Moments ago, I woke from a dream about a sport new to me called Gel Tapping, which I was looking up on YouTube in the dream and deciding to follow the career of one particular performer who was quite talented at.
Gel Tapping is a prop-based breakdance/streetdance performance, that uses a kind of pliable-resin prop that is tapped, clapped, or otherwise used percussively rhythmically throughout the performance. Performance is judged by a team of 20-ish who stand around nearby as a crowded-in audience among any others gathered, judging on various metrics.
My original half-awake FB status about it here is as follows:
Just woke from another long dream where I was researching a sport I’d never heard of that had become fairly well established, called Gel Tapping.
It’s a mixture of breakdance, with that kind of gymnastics that uses a ball prop, except the ball is a molded ‘Gel’ of various shapes used percussively on the performance surface during the set.
Each performance begins with a standard ‘two-move open’ and progresses from there at the GelTapper’s design, juggling the Gel as a prop during their breakdance, tapping the Gel on the performance surface or clapped in their hands/self rhythmically.
The Gel is about the size of a small saucepan minus the handle, is made of a kind of jelly-plastic that is molded to the performer’s desired shape and has a small degree of pliability but otherwise retains its shape, and is hard enough to be tapped on the floor percussively, but can be visibly bent with the hands slightly but reverts back to its original shape on its own.
The Gel is juggled, flipped around like a soccer/basketball, and tucked onto the performer’s person creatively during their breakdance-like set, and judged by a panel of about 20 judges on various metrics for innovation, rhythm, backer track mixing if any, gel stats and history, and others..
In thinking about it some more, the Gel is a kind of resin object, possibly made of ballistics gel, that is manufactured and molded by the performer’s team, which includes the single performer, a coach/choreographer, a music mixer, and the Gel maker — and the performer can be all of these positions or just the performer.
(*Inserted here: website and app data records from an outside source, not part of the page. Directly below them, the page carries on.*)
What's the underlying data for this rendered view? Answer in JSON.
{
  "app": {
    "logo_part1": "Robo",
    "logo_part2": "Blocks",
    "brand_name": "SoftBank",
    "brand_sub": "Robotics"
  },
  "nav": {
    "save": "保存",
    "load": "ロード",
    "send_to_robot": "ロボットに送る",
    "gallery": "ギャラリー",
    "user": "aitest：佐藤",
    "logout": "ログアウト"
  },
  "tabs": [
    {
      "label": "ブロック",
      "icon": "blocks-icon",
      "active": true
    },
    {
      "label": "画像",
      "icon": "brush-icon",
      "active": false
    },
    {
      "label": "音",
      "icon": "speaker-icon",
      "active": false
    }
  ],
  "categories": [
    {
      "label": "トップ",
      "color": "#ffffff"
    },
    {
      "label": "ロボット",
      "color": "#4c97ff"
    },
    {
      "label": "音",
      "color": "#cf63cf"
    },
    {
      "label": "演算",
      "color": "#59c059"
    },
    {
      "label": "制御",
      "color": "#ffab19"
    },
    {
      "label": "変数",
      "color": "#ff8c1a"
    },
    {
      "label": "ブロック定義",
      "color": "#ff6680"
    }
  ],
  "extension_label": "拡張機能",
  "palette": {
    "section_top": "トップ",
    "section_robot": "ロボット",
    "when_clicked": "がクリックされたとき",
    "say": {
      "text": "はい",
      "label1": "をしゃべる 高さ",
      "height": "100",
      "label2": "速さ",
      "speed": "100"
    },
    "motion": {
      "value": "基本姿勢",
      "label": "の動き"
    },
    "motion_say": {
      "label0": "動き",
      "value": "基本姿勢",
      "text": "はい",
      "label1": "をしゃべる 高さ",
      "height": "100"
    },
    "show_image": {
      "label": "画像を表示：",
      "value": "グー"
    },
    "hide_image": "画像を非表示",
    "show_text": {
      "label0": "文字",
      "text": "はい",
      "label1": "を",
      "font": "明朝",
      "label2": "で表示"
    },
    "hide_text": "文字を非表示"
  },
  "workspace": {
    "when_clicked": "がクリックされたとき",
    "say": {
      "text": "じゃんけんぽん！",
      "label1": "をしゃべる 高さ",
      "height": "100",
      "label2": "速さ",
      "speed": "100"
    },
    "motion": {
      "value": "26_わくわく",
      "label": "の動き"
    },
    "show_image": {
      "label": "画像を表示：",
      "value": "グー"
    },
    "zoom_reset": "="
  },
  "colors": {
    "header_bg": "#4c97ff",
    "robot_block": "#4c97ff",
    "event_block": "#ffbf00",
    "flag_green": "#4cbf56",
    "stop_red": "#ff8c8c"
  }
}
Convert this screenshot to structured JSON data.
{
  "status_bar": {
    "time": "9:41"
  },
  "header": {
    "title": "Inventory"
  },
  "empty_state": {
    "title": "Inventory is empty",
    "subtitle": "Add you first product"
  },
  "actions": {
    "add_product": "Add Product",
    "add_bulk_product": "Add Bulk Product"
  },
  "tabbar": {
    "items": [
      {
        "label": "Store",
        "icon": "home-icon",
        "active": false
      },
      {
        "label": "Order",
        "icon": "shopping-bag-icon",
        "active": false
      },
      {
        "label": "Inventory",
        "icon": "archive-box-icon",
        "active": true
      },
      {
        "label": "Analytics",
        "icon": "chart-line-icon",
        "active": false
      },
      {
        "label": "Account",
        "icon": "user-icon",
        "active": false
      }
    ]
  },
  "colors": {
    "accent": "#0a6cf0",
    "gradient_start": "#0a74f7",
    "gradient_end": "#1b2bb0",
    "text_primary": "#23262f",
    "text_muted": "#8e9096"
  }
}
YouTube channels of some of the artists include a spotlight video on the performer, other crew like choreo/etc, and the Gel itself like details of its creation/manufacture, size, pliability, and a hands-on close-up demonstration of its handling.
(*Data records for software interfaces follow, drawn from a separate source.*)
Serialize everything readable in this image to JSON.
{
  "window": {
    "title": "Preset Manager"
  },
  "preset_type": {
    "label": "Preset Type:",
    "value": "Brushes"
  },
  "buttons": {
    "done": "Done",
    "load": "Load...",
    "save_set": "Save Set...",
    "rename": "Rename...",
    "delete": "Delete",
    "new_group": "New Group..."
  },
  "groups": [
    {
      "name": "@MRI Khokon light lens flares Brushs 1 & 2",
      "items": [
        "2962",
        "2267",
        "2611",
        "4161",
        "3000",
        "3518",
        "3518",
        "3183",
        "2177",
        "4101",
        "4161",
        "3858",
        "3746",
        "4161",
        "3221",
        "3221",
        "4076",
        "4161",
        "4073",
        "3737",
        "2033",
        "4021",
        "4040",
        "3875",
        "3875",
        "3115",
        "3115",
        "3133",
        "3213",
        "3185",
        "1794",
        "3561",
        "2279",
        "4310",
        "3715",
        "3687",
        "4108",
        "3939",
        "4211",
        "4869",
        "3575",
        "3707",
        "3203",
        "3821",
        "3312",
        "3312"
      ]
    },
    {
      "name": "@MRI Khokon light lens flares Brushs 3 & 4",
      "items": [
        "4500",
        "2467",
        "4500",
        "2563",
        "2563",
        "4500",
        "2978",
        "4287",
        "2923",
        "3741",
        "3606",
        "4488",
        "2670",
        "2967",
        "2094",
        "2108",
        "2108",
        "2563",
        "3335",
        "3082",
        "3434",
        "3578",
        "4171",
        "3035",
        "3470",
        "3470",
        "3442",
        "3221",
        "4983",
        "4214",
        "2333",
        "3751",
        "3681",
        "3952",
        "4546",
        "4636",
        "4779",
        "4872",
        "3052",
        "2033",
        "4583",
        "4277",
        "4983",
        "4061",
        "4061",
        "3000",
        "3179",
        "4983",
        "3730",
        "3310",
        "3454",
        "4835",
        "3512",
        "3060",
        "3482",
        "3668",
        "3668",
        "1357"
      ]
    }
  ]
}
The gel can be balanced on oneself, tucked into oneself, rolled around oneself, slapped/clapped against oneself or the performance surface.. think like a soccer-juggling performer, or a Harlem Globetrotter doing various single-person maneuvers with a basketball, mixed with how a floor-routine gymnast uses a ball prop, but all while attempting to maintain a rhythmic tapping of the Gel to produce some kind of percussion tap sound, steadily throughout the performance. It can be tossed in the air, bounced off the floor/performer if possible, etc, as long as the rhythm established by the two-move open is largely maintained.. each missed beat should be demerited uniquely, against the timing score.
The Gel is incorporated into the performance as a kind of centerpiece in some places, balanced on top of occasionally like a handstand or creative balancing act from, as a kind of hand-hold occasionally to spin around like a kind of sideways climbing-wall grip-point, a point of friction to propel oneself sideways to slide along the performance surface, in addition to its use as a percussion instrument.
The rhythmic use of the Gel is similar to how acoustic guitar players tap on the body of the guitar for rhythm (example: Andy McKee, but not necessarily complex, up to the performer’s style/pacing). There is a backer-track music of a desired style/mix that need not be original music, much like how floor-routine gymnastics or figure-skating events often aren’t (and receives no demerits if aren’t).
A move from a ‘two-move open’ is a standardized choreography that sets the pace of the rhythm of the percussive use of the Gel, such as tapping the Gel on the floor, clapping it against oneself, etc, that is ‘named’ kinda like how skateboarding/snowboarding tricks are named, and can be invented by the performer but are named-moves that are, from that point on, allowed to be used by anyone as opening (and therefore ‘open’ for all) moves. The rest of the performance need not necessarily develop move-names/etc and just be the body of the performance collectively and include references of others’ performances without naming them directly, but not so obviously copied.
Some whole performances can be standardized, like how a martial arts performer has a set routine to perform before judges, and performance of those standardized routines could be its own judging class, but generally whole performance duplication is for beginners and imitators (but is valid to be imitated) like how some YouTubers perform dance covers of various pop music choreography.
There are organized competitions with certain requirements for performances, exhibitions, video tutorials of current performers instructing beginners, advanced, and expert techniques, and channels for how to make a Gel, rules on creating mixes, developing choreography concepts, and more..